With judicious retooling of such missteps as an unconvincing dragon, the Rochaix/Israel "Ring" was a success in 1987. Final performances in 1995 sold out all three cycles.

"It had moved from something half of the audience hated to something everybody seemed to love."

Prior to the 1995 "Ring," Jenkins was already planning a new version, sounding out four directors with whom he had worked.

"In my opinion, no 'Rings' dealt with the theme that to abuse nature is to destroy the world, and Stephen Wadsworth came up with the most interesting ideas."

This time, sets were completed and tested onstage in 1999 for Wadsworth's variation of "Die Walküre" and "Das Rheingold," several months in advance of opening in August 2000. With more time to prepare, both operas generated favorable buzz.

"When we did the 'Ring' in 2001, we sold out the year before we opened because talk of the first two operas was so good. In 2005, we sold out the November before we opened."

Jenkins concedes that differences between this summer's "Ring" cycle and the last one come mostly from the director and actors bringing their individual perspectives to the characters.

"They may be called gods, Nibelungen or whatever, but the reason the 'Ring' has power is it's a family story. No one who comes to the 'Ring' doesn't have one of the relationships the 'Ring' talks about: husband-wife, father-son, father-daughter...."

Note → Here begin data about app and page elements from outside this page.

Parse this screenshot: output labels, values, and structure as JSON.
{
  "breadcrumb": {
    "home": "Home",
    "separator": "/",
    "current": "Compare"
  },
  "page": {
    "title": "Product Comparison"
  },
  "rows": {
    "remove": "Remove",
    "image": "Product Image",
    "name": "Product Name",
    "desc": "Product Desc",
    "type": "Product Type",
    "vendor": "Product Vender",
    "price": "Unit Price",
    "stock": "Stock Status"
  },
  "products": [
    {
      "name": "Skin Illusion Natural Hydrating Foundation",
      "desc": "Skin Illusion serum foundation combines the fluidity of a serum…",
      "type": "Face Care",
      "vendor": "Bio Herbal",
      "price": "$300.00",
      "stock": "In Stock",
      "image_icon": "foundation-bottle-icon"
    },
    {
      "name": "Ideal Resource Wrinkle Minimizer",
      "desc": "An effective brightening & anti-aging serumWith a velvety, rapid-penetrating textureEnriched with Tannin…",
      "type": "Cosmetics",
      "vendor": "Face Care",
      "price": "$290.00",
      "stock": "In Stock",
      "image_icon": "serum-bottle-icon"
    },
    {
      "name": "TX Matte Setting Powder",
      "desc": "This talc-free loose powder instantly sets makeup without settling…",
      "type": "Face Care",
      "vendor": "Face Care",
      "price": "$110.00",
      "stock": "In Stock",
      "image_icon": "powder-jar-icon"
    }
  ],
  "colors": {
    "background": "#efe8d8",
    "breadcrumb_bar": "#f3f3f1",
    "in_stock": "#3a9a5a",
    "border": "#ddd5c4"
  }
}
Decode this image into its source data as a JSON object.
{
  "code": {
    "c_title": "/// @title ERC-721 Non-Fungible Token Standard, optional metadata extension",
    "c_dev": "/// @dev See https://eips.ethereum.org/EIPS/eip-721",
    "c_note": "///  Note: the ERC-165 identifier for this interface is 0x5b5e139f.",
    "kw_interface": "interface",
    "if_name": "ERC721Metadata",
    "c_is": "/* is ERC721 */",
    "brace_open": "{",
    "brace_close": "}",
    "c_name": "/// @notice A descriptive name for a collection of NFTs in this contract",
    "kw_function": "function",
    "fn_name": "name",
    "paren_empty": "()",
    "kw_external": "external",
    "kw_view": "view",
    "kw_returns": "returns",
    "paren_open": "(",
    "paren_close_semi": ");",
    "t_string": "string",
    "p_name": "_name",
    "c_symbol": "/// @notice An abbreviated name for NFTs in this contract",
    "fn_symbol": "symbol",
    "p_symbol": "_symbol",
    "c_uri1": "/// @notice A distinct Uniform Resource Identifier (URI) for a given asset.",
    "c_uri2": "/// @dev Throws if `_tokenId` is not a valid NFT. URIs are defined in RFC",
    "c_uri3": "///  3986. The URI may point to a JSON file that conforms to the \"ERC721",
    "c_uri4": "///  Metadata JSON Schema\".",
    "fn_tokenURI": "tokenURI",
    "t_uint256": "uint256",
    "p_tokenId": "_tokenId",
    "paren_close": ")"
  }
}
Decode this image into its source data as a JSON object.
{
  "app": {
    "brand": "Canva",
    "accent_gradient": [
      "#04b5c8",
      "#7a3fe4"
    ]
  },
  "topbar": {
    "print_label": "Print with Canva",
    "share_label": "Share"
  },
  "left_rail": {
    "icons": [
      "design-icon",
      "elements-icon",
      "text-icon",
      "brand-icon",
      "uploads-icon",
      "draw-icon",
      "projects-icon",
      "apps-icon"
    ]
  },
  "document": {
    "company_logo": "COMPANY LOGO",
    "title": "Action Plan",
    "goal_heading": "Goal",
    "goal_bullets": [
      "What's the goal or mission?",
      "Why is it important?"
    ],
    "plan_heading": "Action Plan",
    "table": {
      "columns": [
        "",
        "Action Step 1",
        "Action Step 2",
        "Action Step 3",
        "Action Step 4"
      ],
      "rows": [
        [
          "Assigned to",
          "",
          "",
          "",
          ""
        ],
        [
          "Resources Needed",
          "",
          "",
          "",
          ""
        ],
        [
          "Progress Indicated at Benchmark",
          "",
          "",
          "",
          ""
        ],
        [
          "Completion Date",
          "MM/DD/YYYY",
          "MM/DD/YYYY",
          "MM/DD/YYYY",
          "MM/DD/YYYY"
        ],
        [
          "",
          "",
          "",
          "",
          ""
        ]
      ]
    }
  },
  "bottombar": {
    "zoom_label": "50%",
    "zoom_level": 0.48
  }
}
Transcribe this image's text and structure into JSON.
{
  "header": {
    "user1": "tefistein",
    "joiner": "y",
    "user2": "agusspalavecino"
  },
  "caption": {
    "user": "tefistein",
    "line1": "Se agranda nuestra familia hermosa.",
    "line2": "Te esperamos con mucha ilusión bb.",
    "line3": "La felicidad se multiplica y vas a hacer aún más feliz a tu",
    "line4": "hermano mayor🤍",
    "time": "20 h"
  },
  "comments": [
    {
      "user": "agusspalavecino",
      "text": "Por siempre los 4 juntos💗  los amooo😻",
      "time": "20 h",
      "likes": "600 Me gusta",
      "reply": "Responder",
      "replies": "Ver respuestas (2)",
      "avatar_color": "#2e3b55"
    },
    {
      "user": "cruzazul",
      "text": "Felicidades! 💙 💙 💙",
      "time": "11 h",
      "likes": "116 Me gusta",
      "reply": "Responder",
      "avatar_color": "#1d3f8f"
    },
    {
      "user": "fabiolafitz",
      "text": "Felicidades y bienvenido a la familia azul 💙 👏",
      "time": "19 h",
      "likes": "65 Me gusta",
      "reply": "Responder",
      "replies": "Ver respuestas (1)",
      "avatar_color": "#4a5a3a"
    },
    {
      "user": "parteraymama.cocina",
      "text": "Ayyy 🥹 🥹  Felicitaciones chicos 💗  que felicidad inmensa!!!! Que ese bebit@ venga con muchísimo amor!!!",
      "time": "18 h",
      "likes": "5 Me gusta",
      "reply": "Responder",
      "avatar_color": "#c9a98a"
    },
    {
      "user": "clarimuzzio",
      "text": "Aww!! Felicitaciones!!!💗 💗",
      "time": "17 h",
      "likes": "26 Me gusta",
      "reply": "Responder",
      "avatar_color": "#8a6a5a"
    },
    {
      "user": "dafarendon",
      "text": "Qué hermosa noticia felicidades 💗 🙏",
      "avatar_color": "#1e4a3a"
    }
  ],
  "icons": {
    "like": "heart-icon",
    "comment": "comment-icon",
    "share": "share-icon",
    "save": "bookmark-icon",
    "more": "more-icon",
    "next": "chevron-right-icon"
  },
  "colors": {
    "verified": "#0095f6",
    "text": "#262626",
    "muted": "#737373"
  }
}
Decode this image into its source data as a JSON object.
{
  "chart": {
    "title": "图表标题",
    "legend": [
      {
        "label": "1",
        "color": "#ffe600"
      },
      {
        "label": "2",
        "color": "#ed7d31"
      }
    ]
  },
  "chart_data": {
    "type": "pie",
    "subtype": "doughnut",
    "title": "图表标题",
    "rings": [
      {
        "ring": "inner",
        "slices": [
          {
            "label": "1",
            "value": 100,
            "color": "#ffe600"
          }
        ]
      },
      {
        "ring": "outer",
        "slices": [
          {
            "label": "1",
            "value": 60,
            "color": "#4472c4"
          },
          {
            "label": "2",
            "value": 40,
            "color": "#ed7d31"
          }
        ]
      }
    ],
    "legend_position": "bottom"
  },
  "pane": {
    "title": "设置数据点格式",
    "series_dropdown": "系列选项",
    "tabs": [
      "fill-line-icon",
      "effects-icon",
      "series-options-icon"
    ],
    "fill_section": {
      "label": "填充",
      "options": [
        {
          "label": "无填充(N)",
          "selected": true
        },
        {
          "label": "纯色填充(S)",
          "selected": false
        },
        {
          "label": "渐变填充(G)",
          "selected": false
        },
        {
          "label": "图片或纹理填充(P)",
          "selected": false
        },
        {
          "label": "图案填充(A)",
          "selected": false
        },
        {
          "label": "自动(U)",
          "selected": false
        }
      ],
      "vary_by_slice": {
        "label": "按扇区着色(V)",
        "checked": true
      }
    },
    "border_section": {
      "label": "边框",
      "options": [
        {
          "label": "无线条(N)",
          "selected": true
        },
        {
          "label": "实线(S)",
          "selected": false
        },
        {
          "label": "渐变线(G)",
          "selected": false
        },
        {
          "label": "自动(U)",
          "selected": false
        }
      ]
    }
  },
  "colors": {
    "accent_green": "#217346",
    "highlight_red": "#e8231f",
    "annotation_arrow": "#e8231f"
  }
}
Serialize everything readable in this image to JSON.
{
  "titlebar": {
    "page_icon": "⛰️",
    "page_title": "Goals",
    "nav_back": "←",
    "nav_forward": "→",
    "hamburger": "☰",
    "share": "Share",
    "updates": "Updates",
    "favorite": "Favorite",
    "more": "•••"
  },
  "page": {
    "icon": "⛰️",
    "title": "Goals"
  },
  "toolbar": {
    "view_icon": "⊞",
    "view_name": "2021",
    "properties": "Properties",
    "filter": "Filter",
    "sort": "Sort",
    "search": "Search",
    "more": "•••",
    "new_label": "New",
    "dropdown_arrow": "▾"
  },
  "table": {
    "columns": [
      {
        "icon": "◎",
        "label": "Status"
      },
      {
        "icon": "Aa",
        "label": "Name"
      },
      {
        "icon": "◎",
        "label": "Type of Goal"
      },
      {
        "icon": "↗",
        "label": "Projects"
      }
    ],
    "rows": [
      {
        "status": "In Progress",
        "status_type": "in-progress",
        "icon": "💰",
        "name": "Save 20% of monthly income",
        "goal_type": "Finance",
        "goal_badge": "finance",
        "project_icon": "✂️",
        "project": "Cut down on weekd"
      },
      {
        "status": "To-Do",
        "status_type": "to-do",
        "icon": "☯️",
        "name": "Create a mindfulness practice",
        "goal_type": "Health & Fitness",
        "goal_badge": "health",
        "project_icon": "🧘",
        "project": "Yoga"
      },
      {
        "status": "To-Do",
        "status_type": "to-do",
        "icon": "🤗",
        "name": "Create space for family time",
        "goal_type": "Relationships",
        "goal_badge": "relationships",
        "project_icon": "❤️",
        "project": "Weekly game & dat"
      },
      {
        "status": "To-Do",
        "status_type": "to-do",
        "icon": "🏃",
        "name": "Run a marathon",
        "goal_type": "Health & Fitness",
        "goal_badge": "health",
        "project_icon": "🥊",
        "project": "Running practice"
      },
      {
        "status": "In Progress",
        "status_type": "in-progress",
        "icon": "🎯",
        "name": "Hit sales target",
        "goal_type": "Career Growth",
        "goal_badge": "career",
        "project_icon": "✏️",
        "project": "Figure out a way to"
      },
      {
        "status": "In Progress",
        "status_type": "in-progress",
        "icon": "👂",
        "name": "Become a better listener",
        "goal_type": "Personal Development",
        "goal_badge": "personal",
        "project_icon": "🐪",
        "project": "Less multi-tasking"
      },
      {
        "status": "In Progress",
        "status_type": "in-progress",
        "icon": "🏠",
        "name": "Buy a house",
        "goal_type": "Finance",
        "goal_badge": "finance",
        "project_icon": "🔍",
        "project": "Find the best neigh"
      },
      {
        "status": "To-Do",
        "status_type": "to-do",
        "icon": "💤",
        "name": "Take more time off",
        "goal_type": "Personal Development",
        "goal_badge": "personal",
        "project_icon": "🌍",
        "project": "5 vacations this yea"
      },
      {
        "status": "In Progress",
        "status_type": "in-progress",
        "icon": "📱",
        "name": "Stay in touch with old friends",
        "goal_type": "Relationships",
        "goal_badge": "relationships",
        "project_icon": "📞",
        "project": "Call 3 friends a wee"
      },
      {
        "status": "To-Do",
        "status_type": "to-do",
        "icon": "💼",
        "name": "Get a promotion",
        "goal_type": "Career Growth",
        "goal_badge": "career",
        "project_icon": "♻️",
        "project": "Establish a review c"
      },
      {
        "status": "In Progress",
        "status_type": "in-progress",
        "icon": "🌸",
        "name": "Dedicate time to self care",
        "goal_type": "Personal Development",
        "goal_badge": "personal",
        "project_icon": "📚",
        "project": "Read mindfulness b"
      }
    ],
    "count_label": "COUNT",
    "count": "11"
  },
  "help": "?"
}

Seattle Opera's "Ring" cycle plays at Marion Oliver McCaw Hall, 321 Mercer St., from Sunday, Aug. 9 through Sunday, Aug. 30. Limited tickets available. Full cycle tickets: $302-$1,508. Individual "Ring" opera tickets: $80-$397. Information: 206-389-7676 or 1-800-426-1619.

Freelance writer Maggie Larrick lives in the Seattle area and is the former editor of the News.


More for adoRING fans

Seattle Opera is offering a full slate of events to enhance the "Ring" experience:

Ring Symposia

Leading Wagner scholars and authors, experienced "Ring" crew and artists from Seattle Opera's "Ring" explore the complexities of the Ring. $70 per symposium.

Aug. 11, 19, 27 - 10 a.m.-3 p.m.

Exploring the "Ring"

General Director Speight Jenkins gives three-hour in-depth seminars offering insight into the themes, music and historical context of each opera. $25 each.

Each performance day - 10 a.m.-1 p.m.

Overtures to the Ring

Education Associate Jonathan Dean sets the stage for each performance with an informative and entertaining introduction. $8 for ticket holders. Tickets available from the Box Office starting at 4 p.m. on performance days, or by calling 206-389-7676.

Aug. 9, 17 and 25 - 5:30 p.m.

All other performance days - 4:30 p.m.

Q&A with Speight Jenkins

Informal discussions immediately following each performance of "Die Walküre," "Siegfried," and "Götterdämmerung." Free for ticket holders.

Tech Talks

Technical Director Robert Schaub explains the stage wizardry of this award-winning "Ring." $15.

Aug. 13, 21 & 29 - 10 a.m.-11:30 p.m.

All events at Marion Oliver McCaw Hall. Tickets should be purchased by calling 389-7676.